── DATA TO PROCESS
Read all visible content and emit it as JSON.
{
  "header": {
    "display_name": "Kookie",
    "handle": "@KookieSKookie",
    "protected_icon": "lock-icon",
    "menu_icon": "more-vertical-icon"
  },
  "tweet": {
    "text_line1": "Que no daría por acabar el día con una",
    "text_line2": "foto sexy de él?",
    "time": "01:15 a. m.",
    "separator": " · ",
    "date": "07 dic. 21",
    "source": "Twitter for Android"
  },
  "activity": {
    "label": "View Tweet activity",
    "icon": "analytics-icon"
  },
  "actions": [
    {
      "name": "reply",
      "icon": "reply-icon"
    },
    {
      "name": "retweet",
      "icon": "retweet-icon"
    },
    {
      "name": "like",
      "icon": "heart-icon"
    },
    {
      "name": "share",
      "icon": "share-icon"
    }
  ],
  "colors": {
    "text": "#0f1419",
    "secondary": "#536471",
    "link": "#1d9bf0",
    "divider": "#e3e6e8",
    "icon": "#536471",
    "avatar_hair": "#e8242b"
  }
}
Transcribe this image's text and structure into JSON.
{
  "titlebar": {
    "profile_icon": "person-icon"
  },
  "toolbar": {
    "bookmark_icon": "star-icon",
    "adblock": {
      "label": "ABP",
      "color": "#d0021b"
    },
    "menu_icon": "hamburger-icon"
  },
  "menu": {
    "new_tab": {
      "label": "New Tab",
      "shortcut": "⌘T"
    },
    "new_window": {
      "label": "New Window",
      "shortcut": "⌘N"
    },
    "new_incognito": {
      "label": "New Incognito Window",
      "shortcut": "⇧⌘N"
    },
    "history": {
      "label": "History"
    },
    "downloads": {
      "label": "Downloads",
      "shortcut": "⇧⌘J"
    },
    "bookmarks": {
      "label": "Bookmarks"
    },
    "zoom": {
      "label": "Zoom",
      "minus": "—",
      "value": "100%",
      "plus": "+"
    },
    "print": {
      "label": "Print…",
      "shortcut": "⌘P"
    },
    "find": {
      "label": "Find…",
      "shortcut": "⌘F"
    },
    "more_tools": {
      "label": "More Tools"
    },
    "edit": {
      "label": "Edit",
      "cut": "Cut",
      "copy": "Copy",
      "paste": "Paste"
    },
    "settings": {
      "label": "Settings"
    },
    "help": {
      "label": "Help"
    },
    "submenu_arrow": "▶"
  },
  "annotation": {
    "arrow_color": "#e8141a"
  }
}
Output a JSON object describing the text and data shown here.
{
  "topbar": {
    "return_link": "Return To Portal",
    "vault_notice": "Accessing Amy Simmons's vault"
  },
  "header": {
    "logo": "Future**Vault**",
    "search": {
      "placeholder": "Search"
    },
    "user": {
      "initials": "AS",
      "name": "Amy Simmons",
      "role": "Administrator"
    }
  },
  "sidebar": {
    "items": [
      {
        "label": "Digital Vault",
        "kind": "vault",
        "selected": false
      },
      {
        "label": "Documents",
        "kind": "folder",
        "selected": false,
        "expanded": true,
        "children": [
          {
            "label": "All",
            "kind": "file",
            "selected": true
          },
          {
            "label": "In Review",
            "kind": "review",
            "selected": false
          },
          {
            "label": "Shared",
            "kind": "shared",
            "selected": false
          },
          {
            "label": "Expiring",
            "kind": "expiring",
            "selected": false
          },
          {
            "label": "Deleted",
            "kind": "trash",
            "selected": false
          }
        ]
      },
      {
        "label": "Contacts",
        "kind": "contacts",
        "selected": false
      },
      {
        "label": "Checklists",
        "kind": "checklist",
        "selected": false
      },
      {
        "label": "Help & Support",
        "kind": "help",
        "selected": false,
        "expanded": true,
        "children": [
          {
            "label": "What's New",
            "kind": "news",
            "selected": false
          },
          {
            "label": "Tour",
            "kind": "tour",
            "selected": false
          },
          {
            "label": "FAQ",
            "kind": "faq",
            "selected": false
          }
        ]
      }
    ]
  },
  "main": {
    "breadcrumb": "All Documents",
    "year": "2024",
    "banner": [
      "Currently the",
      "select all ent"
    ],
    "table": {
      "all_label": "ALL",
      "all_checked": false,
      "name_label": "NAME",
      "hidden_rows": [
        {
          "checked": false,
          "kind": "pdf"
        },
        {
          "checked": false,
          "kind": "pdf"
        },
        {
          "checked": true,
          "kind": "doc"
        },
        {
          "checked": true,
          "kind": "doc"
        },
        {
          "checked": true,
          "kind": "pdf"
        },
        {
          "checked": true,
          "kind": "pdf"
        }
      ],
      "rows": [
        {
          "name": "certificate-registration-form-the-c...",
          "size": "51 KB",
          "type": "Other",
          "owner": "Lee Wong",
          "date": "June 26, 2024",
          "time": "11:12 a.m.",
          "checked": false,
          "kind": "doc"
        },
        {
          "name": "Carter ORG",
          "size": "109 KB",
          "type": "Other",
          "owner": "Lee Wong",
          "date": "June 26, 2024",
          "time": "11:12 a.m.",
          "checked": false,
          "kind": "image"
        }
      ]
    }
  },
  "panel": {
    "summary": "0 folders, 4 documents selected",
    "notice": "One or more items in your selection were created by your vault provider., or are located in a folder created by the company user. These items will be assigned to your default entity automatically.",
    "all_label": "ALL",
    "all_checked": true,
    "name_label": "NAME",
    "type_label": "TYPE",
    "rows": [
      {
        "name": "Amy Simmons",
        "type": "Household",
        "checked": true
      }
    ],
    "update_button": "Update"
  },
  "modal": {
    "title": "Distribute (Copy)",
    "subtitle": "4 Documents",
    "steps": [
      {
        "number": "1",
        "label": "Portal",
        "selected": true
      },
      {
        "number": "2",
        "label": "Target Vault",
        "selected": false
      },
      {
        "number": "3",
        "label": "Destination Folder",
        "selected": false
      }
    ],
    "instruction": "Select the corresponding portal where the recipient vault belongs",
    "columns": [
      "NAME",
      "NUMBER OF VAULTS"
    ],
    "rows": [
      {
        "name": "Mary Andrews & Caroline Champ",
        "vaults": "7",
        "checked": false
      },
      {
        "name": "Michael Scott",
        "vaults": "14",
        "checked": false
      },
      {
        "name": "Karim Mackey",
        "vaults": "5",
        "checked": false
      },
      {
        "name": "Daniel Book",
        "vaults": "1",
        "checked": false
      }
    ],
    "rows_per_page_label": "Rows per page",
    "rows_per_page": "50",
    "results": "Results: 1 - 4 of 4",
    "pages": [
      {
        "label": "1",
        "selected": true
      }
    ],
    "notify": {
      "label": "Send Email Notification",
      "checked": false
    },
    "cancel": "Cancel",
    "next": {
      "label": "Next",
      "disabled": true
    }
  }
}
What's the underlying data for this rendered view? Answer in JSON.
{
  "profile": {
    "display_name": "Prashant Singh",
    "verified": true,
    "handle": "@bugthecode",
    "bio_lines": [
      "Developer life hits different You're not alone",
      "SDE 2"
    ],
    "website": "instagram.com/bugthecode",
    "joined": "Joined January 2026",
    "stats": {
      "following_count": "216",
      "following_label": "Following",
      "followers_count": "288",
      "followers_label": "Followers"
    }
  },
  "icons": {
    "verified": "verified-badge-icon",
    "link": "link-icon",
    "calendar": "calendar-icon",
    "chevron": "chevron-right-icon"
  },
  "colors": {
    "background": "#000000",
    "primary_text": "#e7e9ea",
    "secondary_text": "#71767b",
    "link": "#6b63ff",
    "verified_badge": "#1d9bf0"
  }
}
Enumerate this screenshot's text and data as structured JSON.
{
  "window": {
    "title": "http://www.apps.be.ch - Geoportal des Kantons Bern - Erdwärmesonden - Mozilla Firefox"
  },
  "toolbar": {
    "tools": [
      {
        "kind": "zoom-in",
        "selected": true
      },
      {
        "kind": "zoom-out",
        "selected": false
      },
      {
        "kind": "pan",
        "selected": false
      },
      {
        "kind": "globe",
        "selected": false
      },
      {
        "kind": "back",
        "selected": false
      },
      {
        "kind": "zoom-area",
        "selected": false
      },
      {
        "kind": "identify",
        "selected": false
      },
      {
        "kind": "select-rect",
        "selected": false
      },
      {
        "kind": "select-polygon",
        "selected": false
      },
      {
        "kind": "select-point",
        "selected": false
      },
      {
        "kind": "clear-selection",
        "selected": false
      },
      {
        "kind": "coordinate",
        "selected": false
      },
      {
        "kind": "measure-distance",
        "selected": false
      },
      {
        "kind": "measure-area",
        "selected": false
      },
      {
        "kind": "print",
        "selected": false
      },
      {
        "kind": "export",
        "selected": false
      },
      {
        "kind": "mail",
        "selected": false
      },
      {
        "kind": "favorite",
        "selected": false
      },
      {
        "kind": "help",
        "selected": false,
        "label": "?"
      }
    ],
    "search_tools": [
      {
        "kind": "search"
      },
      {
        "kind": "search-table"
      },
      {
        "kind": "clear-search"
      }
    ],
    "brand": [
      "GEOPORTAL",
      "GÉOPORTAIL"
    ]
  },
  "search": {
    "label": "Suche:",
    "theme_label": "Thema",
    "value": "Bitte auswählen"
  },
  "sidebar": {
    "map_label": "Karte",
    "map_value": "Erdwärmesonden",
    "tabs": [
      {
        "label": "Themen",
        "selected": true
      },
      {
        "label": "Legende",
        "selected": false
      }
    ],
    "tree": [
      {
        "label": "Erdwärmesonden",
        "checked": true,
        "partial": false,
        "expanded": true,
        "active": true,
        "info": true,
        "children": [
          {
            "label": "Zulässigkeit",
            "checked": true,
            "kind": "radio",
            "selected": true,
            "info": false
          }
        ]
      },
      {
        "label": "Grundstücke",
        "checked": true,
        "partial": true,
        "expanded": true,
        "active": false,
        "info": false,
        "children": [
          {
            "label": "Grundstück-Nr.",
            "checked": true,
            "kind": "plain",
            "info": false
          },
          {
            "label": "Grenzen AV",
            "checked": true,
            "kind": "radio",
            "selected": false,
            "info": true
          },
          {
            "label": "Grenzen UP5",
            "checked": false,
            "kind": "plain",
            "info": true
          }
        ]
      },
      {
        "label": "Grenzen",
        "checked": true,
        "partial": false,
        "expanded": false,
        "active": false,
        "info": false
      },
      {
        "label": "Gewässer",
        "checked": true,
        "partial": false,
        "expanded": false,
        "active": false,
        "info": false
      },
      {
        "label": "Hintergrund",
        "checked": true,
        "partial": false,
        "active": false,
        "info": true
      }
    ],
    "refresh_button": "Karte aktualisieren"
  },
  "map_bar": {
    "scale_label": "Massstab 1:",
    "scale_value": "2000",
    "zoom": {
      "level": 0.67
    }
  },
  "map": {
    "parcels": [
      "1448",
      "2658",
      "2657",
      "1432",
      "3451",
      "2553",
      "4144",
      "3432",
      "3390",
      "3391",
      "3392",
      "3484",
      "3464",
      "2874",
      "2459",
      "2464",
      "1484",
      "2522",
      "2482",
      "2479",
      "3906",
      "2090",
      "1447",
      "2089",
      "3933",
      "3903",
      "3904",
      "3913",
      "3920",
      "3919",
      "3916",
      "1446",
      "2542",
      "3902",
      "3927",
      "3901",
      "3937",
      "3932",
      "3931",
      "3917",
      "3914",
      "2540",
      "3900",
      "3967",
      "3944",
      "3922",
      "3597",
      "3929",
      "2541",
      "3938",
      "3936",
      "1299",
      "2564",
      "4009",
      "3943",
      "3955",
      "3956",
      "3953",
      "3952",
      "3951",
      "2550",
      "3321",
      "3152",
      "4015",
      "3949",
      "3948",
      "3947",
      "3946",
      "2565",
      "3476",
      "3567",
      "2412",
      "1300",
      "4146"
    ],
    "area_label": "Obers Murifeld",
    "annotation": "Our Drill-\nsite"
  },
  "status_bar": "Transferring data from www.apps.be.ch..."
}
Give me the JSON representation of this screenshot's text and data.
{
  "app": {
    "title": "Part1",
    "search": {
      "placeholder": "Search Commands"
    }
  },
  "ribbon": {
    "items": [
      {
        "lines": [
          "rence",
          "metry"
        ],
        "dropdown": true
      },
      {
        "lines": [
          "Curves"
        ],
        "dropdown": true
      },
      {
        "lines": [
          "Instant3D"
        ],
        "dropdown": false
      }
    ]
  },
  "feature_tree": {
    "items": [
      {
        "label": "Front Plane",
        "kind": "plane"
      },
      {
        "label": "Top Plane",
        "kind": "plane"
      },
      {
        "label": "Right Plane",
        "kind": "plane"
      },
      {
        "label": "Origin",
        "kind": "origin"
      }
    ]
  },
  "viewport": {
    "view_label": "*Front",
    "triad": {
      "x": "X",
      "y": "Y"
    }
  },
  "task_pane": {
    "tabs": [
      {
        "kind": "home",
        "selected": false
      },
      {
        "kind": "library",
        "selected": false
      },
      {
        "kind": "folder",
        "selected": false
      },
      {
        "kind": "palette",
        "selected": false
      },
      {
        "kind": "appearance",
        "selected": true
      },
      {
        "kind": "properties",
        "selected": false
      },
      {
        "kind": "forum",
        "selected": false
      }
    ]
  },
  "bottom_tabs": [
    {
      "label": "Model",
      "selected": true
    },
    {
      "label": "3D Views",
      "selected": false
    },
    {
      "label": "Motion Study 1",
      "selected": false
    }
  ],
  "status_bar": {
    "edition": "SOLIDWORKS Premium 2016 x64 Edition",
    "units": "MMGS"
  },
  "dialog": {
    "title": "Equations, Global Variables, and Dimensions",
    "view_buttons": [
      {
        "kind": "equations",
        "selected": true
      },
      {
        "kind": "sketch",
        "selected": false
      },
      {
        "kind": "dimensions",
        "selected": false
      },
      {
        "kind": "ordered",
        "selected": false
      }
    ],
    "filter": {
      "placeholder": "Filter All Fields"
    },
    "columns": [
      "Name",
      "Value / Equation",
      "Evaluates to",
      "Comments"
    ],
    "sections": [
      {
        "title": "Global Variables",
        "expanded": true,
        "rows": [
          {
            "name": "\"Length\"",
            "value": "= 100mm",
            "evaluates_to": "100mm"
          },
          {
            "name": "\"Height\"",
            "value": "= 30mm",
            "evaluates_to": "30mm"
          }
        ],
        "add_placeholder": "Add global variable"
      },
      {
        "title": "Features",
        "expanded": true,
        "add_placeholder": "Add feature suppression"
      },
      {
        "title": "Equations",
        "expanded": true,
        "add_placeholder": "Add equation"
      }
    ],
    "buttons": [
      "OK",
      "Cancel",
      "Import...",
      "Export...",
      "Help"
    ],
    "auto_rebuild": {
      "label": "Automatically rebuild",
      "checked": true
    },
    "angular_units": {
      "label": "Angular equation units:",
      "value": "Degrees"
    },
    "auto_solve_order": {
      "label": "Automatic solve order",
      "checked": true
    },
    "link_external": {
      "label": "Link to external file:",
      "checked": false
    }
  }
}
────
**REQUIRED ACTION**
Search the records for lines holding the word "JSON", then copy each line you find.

**TASK RESULT**
Read all visible content and emit it as JSON.
Transcribe this image's text and structure into JSON.
Output a JSON object describing the text and data shown here.
What's the underlying data for this rendered view? Answer in JSON.
Enumerate this screenshot's text and data as structured JSON.
Give me the JSON representation of this screenshot's text and data.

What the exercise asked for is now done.